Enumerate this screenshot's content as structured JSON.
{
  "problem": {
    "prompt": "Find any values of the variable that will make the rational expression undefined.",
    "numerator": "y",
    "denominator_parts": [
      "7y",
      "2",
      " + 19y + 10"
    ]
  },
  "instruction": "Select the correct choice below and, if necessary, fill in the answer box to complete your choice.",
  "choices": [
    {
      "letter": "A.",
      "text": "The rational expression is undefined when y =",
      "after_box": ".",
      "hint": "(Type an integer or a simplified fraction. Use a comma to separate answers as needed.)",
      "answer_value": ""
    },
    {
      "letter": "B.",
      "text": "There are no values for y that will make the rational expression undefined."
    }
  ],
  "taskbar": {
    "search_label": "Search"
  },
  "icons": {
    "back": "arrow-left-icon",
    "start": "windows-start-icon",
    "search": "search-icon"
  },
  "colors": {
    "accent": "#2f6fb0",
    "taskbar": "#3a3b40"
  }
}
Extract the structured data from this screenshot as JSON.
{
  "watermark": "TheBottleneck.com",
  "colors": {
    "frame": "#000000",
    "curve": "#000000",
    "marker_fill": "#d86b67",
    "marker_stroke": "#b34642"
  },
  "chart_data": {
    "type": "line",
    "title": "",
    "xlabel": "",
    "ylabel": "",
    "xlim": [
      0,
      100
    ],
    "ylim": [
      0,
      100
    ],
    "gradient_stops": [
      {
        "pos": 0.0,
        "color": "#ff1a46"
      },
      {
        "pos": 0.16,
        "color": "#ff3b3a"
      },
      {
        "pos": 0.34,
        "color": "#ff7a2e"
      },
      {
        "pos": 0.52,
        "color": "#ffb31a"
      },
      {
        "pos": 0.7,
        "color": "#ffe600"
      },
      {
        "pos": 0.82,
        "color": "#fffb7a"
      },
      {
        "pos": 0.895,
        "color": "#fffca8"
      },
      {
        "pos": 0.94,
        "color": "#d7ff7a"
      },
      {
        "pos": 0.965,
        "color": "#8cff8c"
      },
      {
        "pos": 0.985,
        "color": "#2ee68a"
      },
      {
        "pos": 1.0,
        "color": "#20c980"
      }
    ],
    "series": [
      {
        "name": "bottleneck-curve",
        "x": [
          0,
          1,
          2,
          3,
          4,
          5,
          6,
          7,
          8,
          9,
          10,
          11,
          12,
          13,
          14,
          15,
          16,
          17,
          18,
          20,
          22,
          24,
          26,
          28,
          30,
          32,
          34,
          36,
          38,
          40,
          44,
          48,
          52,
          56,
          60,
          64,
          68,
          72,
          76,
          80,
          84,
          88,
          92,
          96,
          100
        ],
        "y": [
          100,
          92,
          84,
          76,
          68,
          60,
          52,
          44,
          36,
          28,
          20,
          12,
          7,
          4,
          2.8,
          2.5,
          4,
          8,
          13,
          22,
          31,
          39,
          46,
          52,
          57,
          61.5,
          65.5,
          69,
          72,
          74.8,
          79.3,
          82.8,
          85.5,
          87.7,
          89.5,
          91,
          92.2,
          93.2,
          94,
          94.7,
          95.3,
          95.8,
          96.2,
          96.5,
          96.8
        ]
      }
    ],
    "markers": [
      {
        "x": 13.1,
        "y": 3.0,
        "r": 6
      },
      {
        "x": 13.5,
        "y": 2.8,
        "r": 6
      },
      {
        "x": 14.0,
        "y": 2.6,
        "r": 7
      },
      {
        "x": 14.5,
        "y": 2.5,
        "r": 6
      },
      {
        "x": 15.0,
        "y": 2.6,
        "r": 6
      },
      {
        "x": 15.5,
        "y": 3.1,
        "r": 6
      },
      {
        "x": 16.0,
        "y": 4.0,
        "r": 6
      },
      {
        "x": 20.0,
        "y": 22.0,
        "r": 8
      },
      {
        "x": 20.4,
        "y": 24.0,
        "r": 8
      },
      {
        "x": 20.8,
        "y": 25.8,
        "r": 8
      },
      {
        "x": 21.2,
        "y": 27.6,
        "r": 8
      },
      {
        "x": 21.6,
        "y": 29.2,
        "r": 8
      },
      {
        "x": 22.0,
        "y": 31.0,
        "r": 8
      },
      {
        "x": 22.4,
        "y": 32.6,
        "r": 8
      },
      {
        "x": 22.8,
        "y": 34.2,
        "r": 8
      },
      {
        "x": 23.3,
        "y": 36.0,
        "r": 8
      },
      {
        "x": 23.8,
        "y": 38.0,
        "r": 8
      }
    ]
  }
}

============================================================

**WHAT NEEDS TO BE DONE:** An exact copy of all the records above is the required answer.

**EXERCISE OUTPUT:**
Enumerate this screenshot's content as structured JSON.
{
  "problem": {
    "prompt": "Find any values of the variable that will make the rational expression undefined.",
    "numerator": "y",
    "denominator_parts": [
      "7y",
      "2",
      " + 19y + 10"
    ]
  },
  "instruction": "Select the correct choice below and, if necessary, fill in the answer box to complete your choice.",
  "choices": [
    {
      "letter": "A.",
      "text": "The rational expression is undefined when y =",
      "after_box": ".",
      "hint": "(Type an integer or a simplified fraction. Use a comma to separate answers as needed.)",
      "answer_value": ""
    },
    {
      "letter": "B.",
      "text": "There are no values for y that will make the rational expression undefined."
    }
  ],
  "taskbar": {
    "search_label": "Search"
  },
  "icons": {
    "back": "arrow-left-icon",
    "start": "windows-start-icon",
    "search": "search-icon"
  },
  "colors": {
    "accent": "#2f6fb0",
    "taskbar": "#3a3b40"
  }
}
Extract the structured data from this screenshot as JSON.
{
  "watermark": "TheBottleneck.com",
  "colors": {
    "frame": "#000000",
    "curve": "#000000",
    "marker_fill": "#d86b67",
    "marker_stroke": "#b34642"
  },
  "chart_data": {
    "type": "line",
    "title": "",
    "xlabel": "",
    "ylabel": "",
    "xlim": [
      0,
      100
    ],
    "ylim": [
      0,
      100
    ],
    "gradient_stops": [
      {
        "pos": 0.0,
        "color": "#ff1a46"
      },
      {
        "pos": 0.16,
        "color": "#ff3b3a"
      },
      {
        "pos": 0.34,
        "color": "#ff7a2e"
      },
      {
        "pos": 0.52,
        "color": "#ffb31a"
      },
      {
        "pos": 0.7,
        "color": "#ffe600"
      },
      {
        "pos": 0.82,
        "color": "#fffb7a"
      },
      {
        "pos": 0.895,
        "color": "#fffca8"
      },
      {
        "pos": 0.94,
        "color": "#d7ff7a"
      },
      {
        "pos": 0.965,
        "color": "#8cff8c"
      },
      {
        "pos": 0.985,
        "color": "#2ee68a"
      },
      {
        "pos": 1.0,
        "color": "#20c980"
      }
    ],
    "series": [
      {
        "name": "bottleneck-curve",
        "x": [
          0,
          1,
          2,
          3,
          4,
          5,
          6,
          7,
          8,
          9,
          10,
          11,
          12,
          13,
          14,
          15,
          16,
          17,
          18,
          20,
          22,
          24,
          26,
          28,
          30,
          32,
          34,
          36,
          38,
          40,
          44,
          48,
          52,
          56,
          60,
          64,
          68,
          72,
          76,
          80,
          84,
          88,
          92,
          96,
          100
        ],
        "y": [
          100,
          92,
          84,
          76,
          68,
          60,
          52,
          44,
          36,
          28,
          20,
          12,
          7,
          4,
          2.8,
          2.5,
          4,
          8,
          13,
          22,
          31,
          39,
          46,
          52,
          57,
          61.5,
          65.5,
          69,
          72,
          74.8,
          79.3,
          82.8,
          85.5,
          87.7,
          89.5,
          91,
          92.2,
          93.2,
          94,
          94.7,
          95.3,
          95.8,
          96.2,
          96.5,
          96.8
        ]
      }
    ],
    "markers": [
      {
        "x": 13.1,
        "y": 3.0,
        "r": 6
      },
      {
        "x": 13.5,
        "y": 2.8,
        "r": 6
      },
      {
        "x": 14.0,
        "y": 2.6,
        "r": 7
      },
      {
        "x": 14.5,
        "y": 2.5,
        "r": 6
      },
      {
        "x": 15.0,
        "y": 2.6,
        "r": 6
      },
      {
        "x": 15.5,
        "y": 3.1,
        "r": 6
      },
      {
        "x": 16.0,
        "y": 4.0,
        "r": 6
      },
      {
        "x": 20.0,
        "y": 22.0,
        "r": 8
      },
      {
        "x": 20.4,
        "y": 24.0,
        "r": 8
      },
      {
        "x": 20.8,
        "y": 25.8,
        "r": 8
      },
      {
        "x": 21.2,
        "y": 27.6,
        "r": 8
      },
      {
        "x": 21.6,
        "y": 29.2,
        "r": 8
      },
      {
        "x": 22.0,
        "y": 31.0,
        "r": 8
      },
      {
        "x": 22.4,
        "y": 32.6,
        "r": 8
      },
      {
        "x": 22.8,
        "y": 34.2,
        "r": 8
      },
      {
        "x": 23.3,
        "y": 36.0,
        "r": 8
      },
      {
        "x": 23.8,
        "y": 38.0,
        "r": 8
      }
    ]
  }
}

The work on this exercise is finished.